* [PROBLEM REQUIREMENTS]
Wherever the word "assistant" turns up in a line of the entries, copy that line.

===== MATERIAL TO PROCESS =====

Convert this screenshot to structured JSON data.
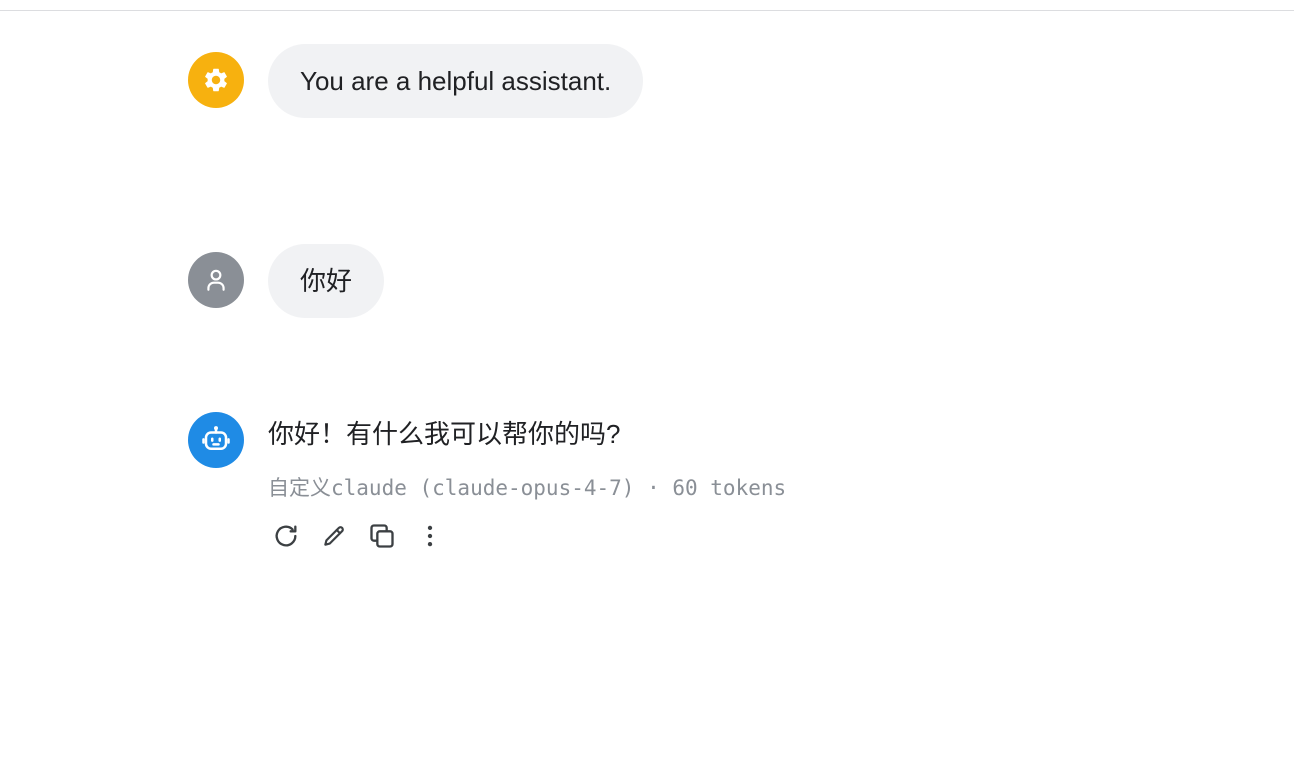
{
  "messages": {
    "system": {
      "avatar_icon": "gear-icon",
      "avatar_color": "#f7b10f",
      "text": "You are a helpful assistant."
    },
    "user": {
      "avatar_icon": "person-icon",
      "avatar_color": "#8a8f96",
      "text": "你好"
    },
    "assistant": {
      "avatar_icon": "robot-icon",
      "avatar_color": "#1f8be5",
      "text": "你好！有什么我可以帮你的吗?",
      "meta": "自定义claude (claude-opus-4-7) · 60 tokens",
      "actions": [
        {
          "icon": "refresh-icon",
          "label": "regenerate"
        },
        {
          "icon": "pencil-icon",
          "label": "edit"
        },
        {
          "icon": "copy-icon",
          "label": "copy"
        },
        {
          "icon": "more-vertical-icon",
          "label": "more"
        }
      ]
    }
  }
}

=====
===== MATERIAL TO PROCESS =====

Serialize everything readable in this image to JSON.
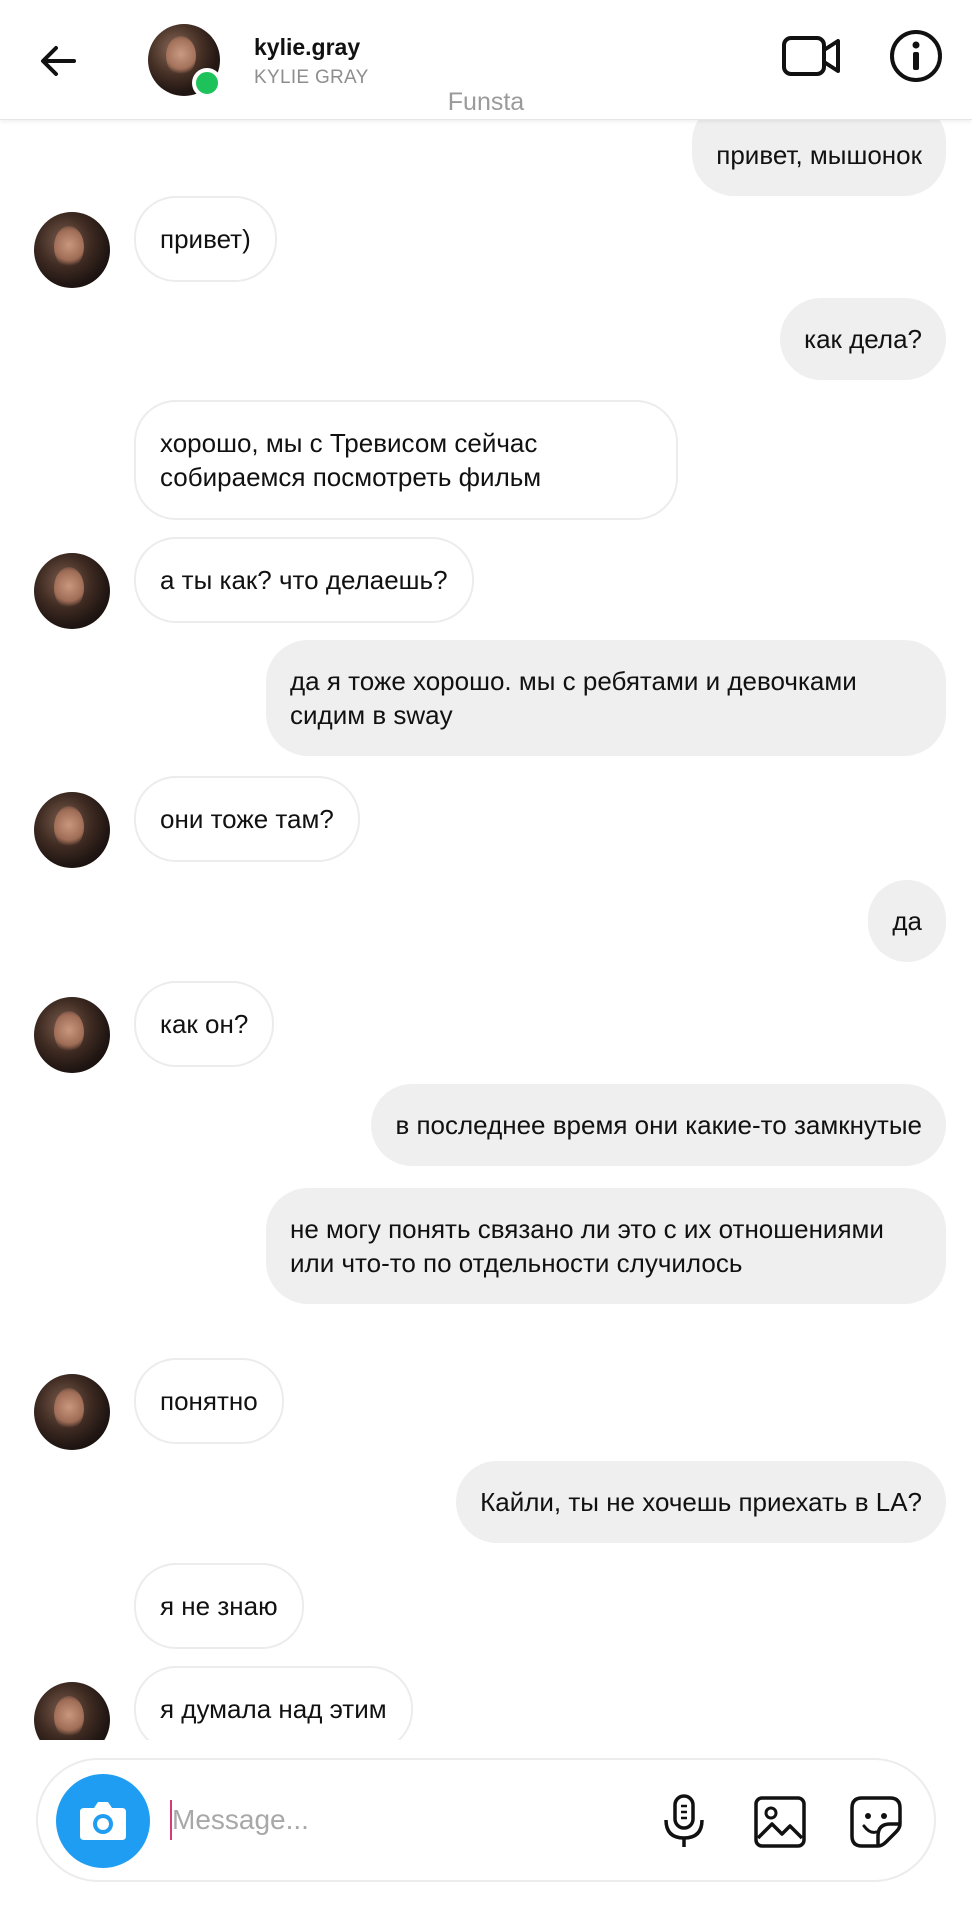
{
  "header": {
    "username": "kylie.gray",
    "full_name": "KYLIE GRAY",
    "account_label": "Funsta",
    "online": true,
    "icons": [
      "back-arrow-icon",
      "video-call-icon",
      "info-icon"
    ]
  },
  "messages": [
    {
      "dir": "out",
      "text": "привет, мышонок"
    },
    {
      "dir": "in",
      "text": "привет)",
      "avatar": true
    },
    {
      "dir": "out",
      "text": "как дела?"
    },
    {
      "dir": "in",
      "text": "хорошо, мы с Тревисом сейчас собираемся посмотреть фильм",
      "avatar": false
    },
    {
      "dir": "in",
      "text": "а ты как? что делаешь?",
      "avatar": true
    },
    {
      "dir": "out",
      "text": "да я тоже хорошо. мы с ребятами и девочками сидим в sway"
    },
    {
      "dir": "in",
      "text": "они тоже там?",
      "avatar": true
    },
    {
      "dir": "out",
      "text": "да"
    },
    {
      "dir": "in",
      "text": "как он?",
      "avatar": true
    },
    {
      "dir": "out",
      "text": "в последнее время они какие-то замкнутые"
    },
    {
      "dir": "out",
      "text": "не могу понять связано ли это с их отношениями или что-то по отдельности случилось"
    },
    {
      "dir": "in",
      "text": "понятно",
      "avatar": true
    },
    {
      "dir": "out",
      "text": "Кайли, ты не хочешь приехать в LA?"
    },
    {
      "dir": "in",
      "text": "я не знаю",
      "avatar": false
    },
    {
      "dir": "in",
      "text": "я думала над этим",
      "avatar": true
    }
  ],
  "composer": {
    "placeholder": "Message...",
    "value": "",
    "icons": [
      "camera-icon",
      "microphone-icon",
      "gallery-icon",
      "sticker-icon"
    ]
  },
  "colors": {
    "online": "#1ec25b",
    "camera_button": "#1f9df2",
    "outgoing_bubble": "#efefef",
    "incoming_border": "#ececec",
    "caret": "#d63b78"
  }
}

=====
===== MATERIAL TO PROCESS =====

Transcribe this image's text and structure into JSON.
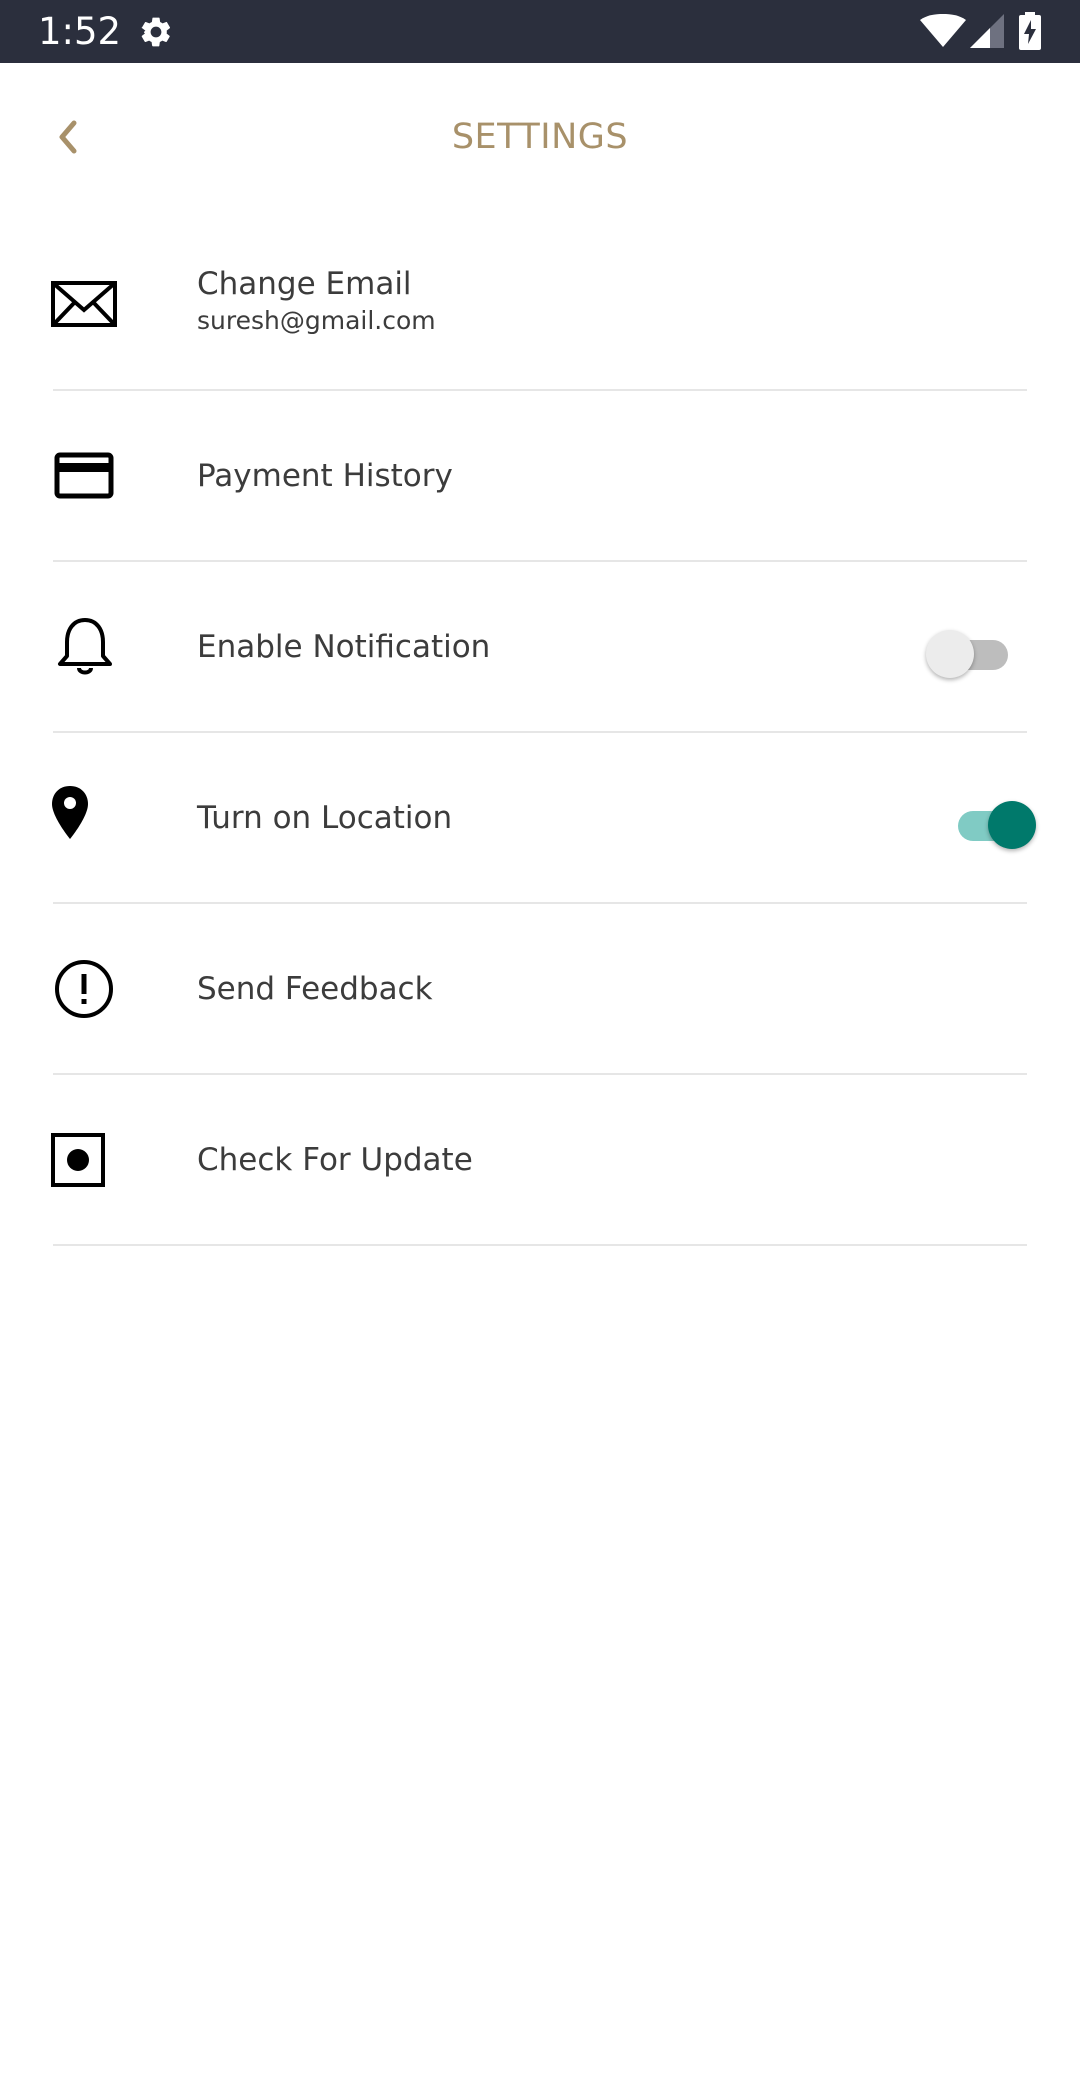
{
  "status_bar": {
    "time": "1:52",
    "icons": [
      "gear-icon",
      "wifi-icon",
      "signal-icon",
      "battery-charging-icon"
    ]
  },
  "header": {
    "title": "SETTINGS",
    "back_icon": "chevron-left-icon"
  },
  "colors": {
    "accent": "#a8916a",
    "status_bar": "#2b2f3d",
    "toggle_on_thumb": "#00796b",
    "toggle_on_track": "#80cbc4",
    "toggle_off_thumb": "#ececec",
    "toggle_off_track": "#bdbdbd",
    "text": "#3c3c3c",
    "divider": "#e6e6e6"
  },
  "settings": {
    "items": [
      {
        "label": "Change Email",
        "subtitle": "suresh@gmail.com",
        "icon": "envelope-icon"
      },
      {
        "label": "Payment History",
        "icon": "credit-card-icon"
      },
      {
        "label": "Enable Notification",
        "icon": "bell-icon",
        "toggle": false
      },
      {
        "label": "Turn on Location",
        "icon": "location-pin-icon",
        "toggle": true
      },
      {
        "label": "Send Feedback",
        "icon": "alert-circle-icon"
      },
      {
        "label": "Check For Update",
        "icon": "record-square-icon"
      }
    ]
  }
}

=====

* [EXERCISE RESPONSE]
      "text": "You are a helpful assistant."
    "assistant": {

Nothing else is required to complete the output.